Using this structure, an unstructured expert-led literature review was initiated to compile policy instruments and develop concrete elements for all hierarchical levels by way of an inductive approach. To date, the literature database includes policy ideas from over 80 sources. This step was complemented by deductive work, whereby new objectives and transformative actions were derived from the existing content and its structure by identifying possible blind spots of the framework. In this sense, the establishment and concretion of the framework structure were not carried out in a strictly linear manner, but rather represented a back-and-forth process with on-going adjustments.
Subsequently, the multi-level structure of our policy framework was specified based on theoretical considerations and expert inputs. In this way, every element of an individual hierarchical level was assigned to one or multiple elements of the superordinate hierarchical levels. This multi-level relation of individual elements across all hierarchical levels is referred to as interlinkages within this framework, providing an intricate structure for the identification of relevant policy instruments. Lastly, transformative actions were structured along a set of policy areas to increase the practicability of our policy framework for policymakers. Currently, the policy database includes 17 objectives, 86 transformative actions and 230 policy instruments along 7 policy areas. This is only a first step. In the future we hope to extend this database, complement policies with best-practices and engage with the academic community to improve the quality and scope of this website.
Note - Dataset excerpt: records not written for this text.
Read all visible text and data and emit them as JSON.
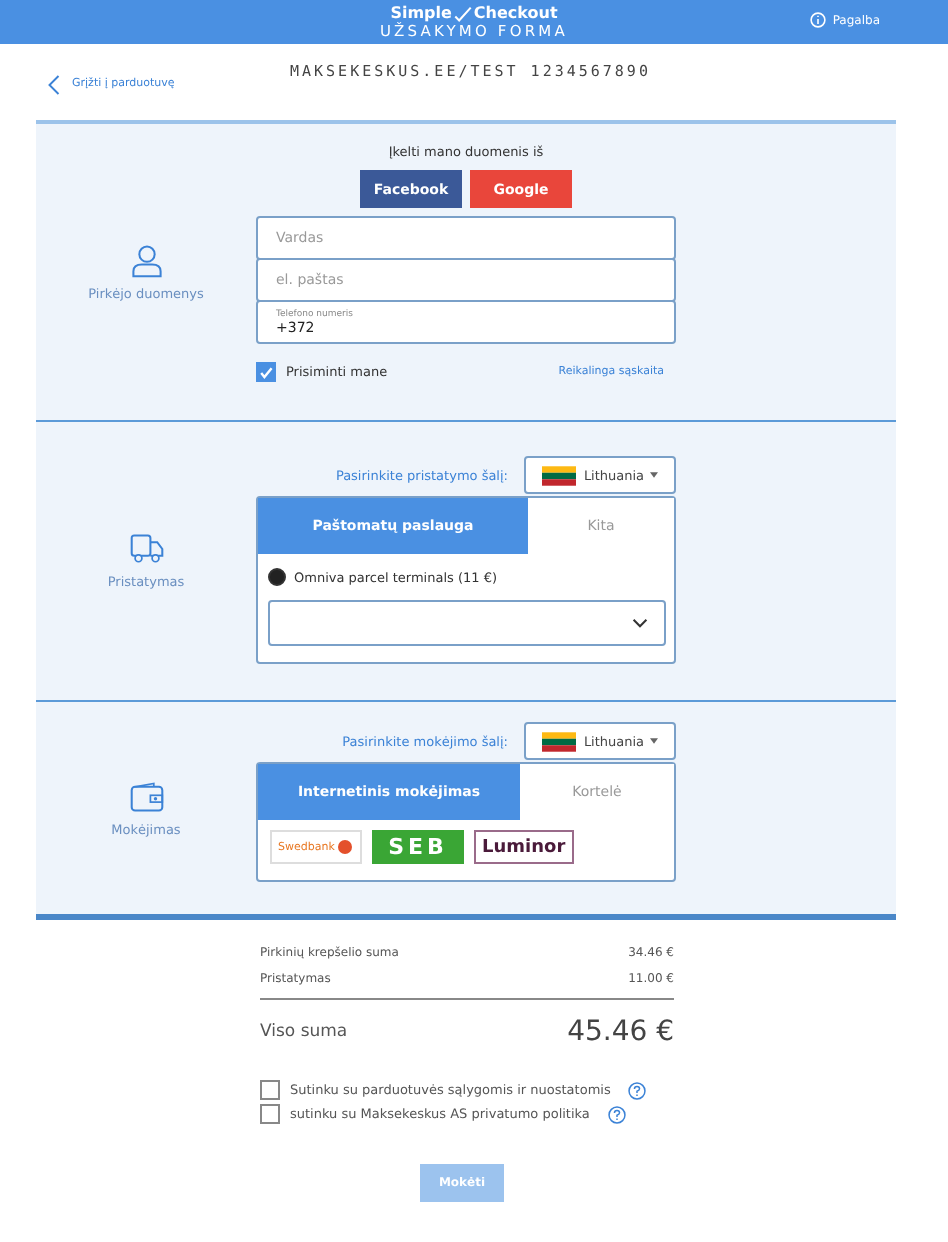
{
  "header": {
    "brand_left": "Simple",
    "brand_right": "Checkout",
    "title": "UŽSAKYMO FORMA",
    "help": "Pagalba"
  },
  "back_link": "Grįžti į parduotuvę",
  "merchant": "MAKSEKESKUS.EE/TEST 1234567890",
  "buyer": {
    "label": "Pirkėjo duomenys",
    "import_text": "Įkelti mano duomenis iš",
    "social": [
      {
        "label": "Facebook",
        "color": "#3b5998"
      },
      {
        "label": "Google",
        "color": "#e9463b"
      }
    ],
    "fields": [
      {
        "kind": "plain",
        "placeholder": "Vardas"
      },
      {
        "kind": "plain",
        "placeholder": "el. paštas"
      },
      {
        "kind": "labeled",
        "label": "Telefono numeris",
        "value": "+372"
      }
    ],
    "remember": {
      "label": "Prisiminti mane",
      "checked": true
    },
    "required_note": "Reikalinga sąskaita"
  },
  "delivery": {
    "label": "Pristatymas",
    "country_prompt": "Pasirinkite pristatymo šalį:",
    "country": "Lithuania",
    "tabs": [
      {
        "label": "Paštomatų paslauga",
        "selected": true
      },
      {
        "label": "Kita",
        "selected": false
      }
    ],
    "option": {
      "label": "Omniva parcel terminals (11 €)",
      "selected": true
    }
  },
  "payment": {
    "label": "Mokėjimas",
    "country_prompt": "Pasirinkite mokėjimo šalį:",
    "country": "Lithuania",
    "tabs": [
      {
        "label": "Internetinis mokėjimas",
        "selected": true
      },
      {
        "label": "Kortelė",
        "selected": false
      }
    ],
    "banks": [
      {
        "kind": "swedbank",
        "label": "Swedbank"
      },
      {
        "kind": "seb",
        "label": "SEB"
      },
      {
        "kind": "luminor",
        "label": "Luminor"
      }
    ]
  },
  "summary": {
    "rows": [
      {
        "label": "Pirkinių krepšelio suma",
        "value": "34.46 €"
      },
      {
        "label": "Pristatymas",
        "value": "11.00 €"
      }
    ],
    "total_label": "Viso suma",
    "total_value": "45.46 €"
  },
  "agreements": [
    {
      "label": "Sutinku su parduotuvės sąlygomis ir nuostatomis",
      "checked": false
    },
    {
      "label": "sutinku su Maksekeskus AS privatumo politika",
      "checked": false
    }
  ],
  "pay_button": {
    "label": "Mokėti",
    "disabled": true
  }
}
5. The Institution
ZOE, the Institute for Future-Fit Economies, is an independent think and do tank for new economic thinking and policy-making. Working at the interface of science, politics and civil society, ZOE acts as a catalyst for a just transition towards a sustainable future. We are a team of young and engaged economists. As former members of the international student movement on New Economic Thinking and long-standing advocates for an economy, beyond growth, our mission is to change the direction of European economic policy towards environmental sustainability, justice and well-being. Our work is supported by a pool of excellent research fellows around Europe and distinguished advisory board members, including Kate Raworth (University of Oxford) and Tim Jackson (University of Surrey).
ZOE has successfully informed European debates on the socio-ecological transformation. It has access to a diverse network of progressive public servants, including leaders and high-level representatives of various DGs, such as ECFIN, RTD, GROW, ENV and EMPL. ZOE can build on detailed expert knowledge of EU policy-making and a well-established network of policymakers in the EU.